A recent study from the British Journal of Cancer provides more evidence that following certain dietary principles—the traditional Mediterranean diet, in their study—can significantly decrease cancer rates.
Researchers collected data on about 25,000 people in Greece and assessed their adherence to the traditional Mediterranean diet based on a number of dietary factors, including the type of fat used (olive oil vs. butter), the amount of red meat consumed, and the quantities of vegetables and legumes eaten. The study shows a strong correlation between high adherence to the traditional Mediterranean diet and lower rates of cancer. They found that by either significantly decreasing red meat intake and increasing consumption of legumes, or by significantly increasing consumption of vegetables and substituting olive oil for butter, rates of cancer were 12 percent lower.
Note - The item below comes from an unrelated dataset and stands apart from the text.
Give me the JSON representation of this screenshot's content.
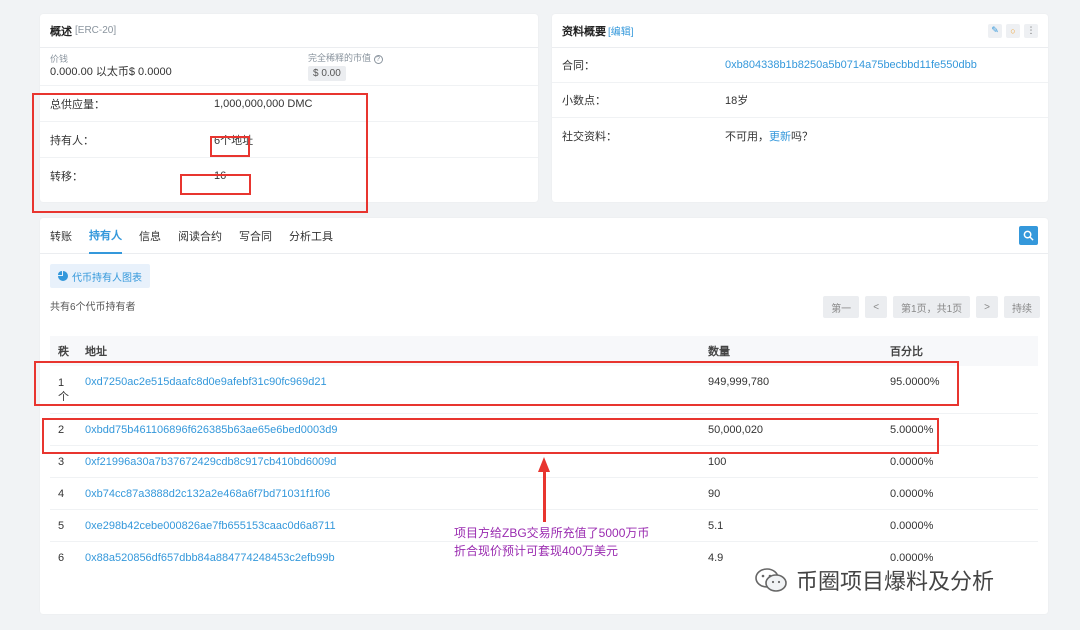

What does this mean for us here in Canada? For starters, most of us could use more vegetables in our diets. Try adding a serving to your breakfast—I like steamed spinach with my eggs—or packing raw veggies and dip for an afternoon snack at work. Or you could even have a salad for breakfast, as suggested by writer Cindy Burke in her blog on culinate.com.
For lunch and dinner, eat red meat less often and beans and lentils more. Add black beans to a green salad for a hearty and healthy dinner, or try one of these recipes:
For more on cancer prevention, read about 10 ways to cut your cancer risk.